At the beginning of this year, Scotland’s First Minister, Alex Salmond, chose to unveil the question that he hopes to put to the Scottish people in the autumn of 2014.
If Mr Salmond has his way, the referendum will mark the end of Great Britain, and of course amount many other things, our very own Team GB.
However, surely after the success of our great nation at these home games, (and much more to follow in these Paralympic games no doubt) the question of running a stake through such a victorious country is not to be entertained.
We witnessed the great strength and skill of many athletes across the fortnight of sporting excellence, but some of Team GB’s most memorable moments do indeed come from Scots. Andy Murray defeated the arguably the greatest tennis player of all time, Roger Federer, on Wimbledon’s Centre court in straight sets to claim the Olympic Gold and then only forty minutes later joined with Laura Robson to valiantly win Silver in the mixed doubles. In the Men’s C2 Canoe slalom Britain claimed gold and silver, and magnificently one half of both medal winning pairs were also Scots, David Florence and Tim Baillie.
I was lucky enough to see Katherine Grainger in the Women’s Double Scull were this incredible oarswoman had bagged 3 silvers in the last 3 Olympics before finally winning the gold that had alluded her by an uncountable number of boat lengths, and I like the thousands around me at Eton Dorney chanted “G B” at the top of our voices whilst furiously waving Union flags.
However, I ask you to show me a man more heroic and worthy of the Nation’s pride than Sir Christopher Andrew Hoy. At these games, in front of a packed Velodrome Hoy became the most successful British athlete of all time, with a neck aching 6 Olympic Gold Medals to his name.

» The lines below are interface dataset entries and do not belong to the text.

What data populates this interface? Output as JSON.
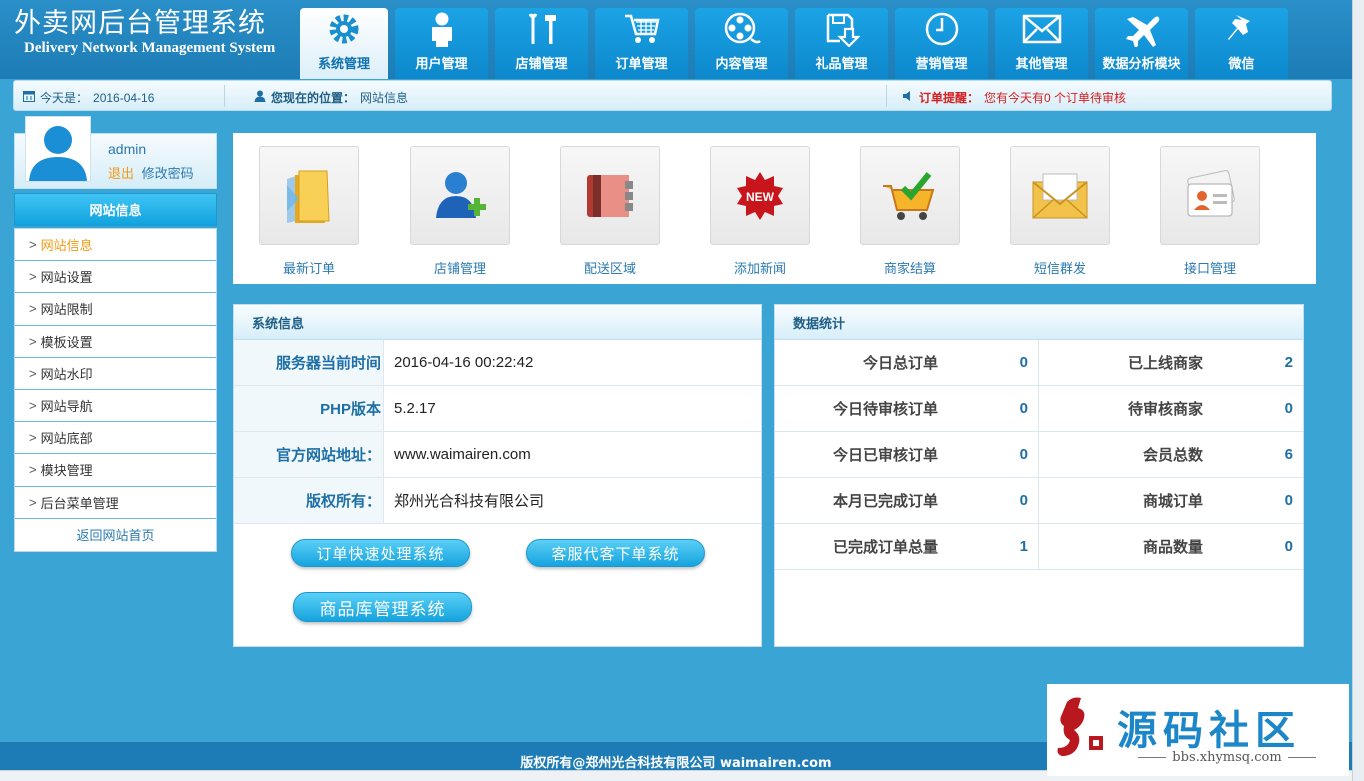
{
  "header": {
    "logo_cn": "外卖网后台管理系统",
    "logo_en": "Delivery Network Management System",
    "tabs": [
      {
        "label": "系统管理",
        "icon": "gear-icon",
        "active": true
      },
      {
        "label": "用户管理",
        "icon": "user-icon"
      },
      {
        "label": "店铺管理",
        "icon": "tools-icon"
      },
      {
        "label": "订单管理",
        "icon": "cart-icon"
      },
      {
        "label": "内容管理",
        "icon": "film-reel-icon"
      },
      {
        "label": "礼品管理",
        "icon": "floppy-download-icon"
      },
      {
        "label": "营销管理",
        "icon": "clock-icon"
      },
      {
        "label": "其他管理",
        "icon": "envelope-icon"
      },
      {
        "label": "数据分析模块",
        "icon": "airplane-icon"
      },
      {
        "label": "微信",
        "icon": "pin-icon"
      }
    ]
  },
  "infobar": {
    "today_label": "今天是：",
    "today_value": "2016-04-16",
    "location_label": "您现在的位置：",
    "location_value": "网站信息",
    "reminder_label": "订单提醒：",
    "reminder_text": "您有今天有0 个订单待审核"
  },
  "user": {
    "name": "admin",
    "logout": "退出",
    "change_password": "修改密码"
  },
  "sidebar": {
    "title": "网站信息",
    "items": [
      {
        "label": "网站信息",
        "active": true
      },
      {
        "label": "网站设置"
      },
      {
        "label": "网站限制"
      },
      {
        "label": "模板设置"
      },
      {
        "label": "网站水印"
      },
      {
        "label": "网站导航"
      },
      {
        "label": "网站底部"
      },
      {
        "label": "模块管理"
      },
      {
        "label": "后台菜单管理"
      }
    ],
    "back": "返回网站首页"
  },
  "quick": [
    {
      "label": "最新订单",
      "icon": "folder-icon"
    },
    {
      "label": "店铺管理",
      "icon": "add-user-icon"
    },
    {
      "label": "配送区域",
      "icon": "binder-icon"
    },
    {
      "label": "添加新闻",
      "icon": "new-badge-icon"
    },
    {
      "label": "商家结算",
      "icon": "cart-check-icon"
    },
    {
      "label": "短信群发",
      "icon": "mail-icon"
    },
    {
      "label": "接口管理",
      "icon": "contact-card-icon"
    }
  ],
  "system": {
    "title": "系统信息",
    "rows": [
      {
        "k": "服务器当前时间",
        "v": "2016-04-16 00:22:42"
      },
      {
        "k": "PHP版本",
        "v": "5.2.17"
      },
      {
        "k": "官方网站地址：",
        "v": "www.waimairen.com"
      },
      {
        "k": "版权所有：",
        "v": "郑州光合科技有限公司"
      }
    ],
    "buttons": [
      "订单快速处理系统",
      "客服代客下单系统",
      "商品库管理系统"
    ]
  },
  "stats": {
    "title": "数据统计",
    "rows": [
      [
        {
          "k": "今日总订单",
          "v": "0"
        },
        {
          "k": "已上线商家",
          "v": "2"
        }
      ],
      [
        {
          "k": "今日待审核订单",
          "v": "0"
        },
        {
          "k": "待审核商家",
          "v": "0"
        }
      ],
      [
        {
          "k": "今日已审核订单",
          "v": "0"
        },
        {
          "k": "会员总数",
          "v": "6"
        }
      ],
      [
        {
          "k": "本月已完成订单",
          "v": "0"
        },
        {
          "k": "商城订单",
          "v": "0"
        }
      ],
      [
        {
          "k": "已完成订单总量",
          "v": "1"
        },
        {
          "k": "商品数量",
          "v": "0"
        }
      ]
    ]
  },
  "footer": {
    "copyright": "版权所有@郑州光合科技有限公司 waimairen.com"
  },
  "watermark": {
    "seal": "小侠",
    "title": "源码社区",
    "url": "bbs.xhymsq.com"
  },
  "colors": {
    "page_bg": "#3aa5d4",
    "header_bg": "#1d7cb6",
    "accent": "#1d6fa5",
    "orange": "#f39a12",
    "alert_red": "#d62020"
  }
}
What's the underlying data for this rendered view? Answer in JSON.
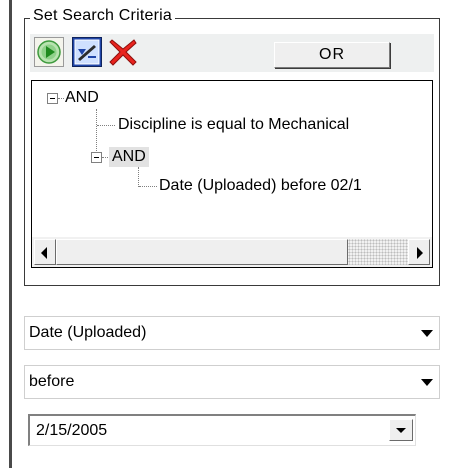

When Hoy won this monumental 6th Gold, in the Men’s Keirin, the Nations previous most successful Olympian, Sir Steve Redgrave, rushed across the stadium to embrace his successor, an outpour of emotion followed with few dry eyes among anyone who was watching. In this moment of embrace and national pride anyone in favour of and English and Scottish separation must have had some serious food for thought. There was no idea of Englishness or of Scottishness. There was one body of people that this great man had done proud, and that was the British.
Our teams and heroes successes in these games underpins the very nature of our peoples, we are battling it up the top of the medal table with the might of China and the United States, our little island of, in comparison to these giants, a few million, can take on the rest of the world.
Wether it be standing together at Waterloo, the Somme or Dunkirk, the men of England, Wales and Scotland knew that they were one people, united by ties of history, language and values.
This summer was no different and as our British athletes took to the pool, the pitches, the canoe slalom, the arenas, the rings or the track, we rallied round and gave them all the support that they deserve from their fellow countrymen.
The men and women in red, white and blue were on many occasions the fastest, highest and strongest and their sportsmanship did their country and the spirit of the great games proud. And, as they took their rightful places on the tops of the podiums and they weeped as the Union Jack was hoisted above their heads, thousands of people joined in with the national anthem that followed.
“Happy and glorious” were the games and long may the Queen reign over all of us Britons.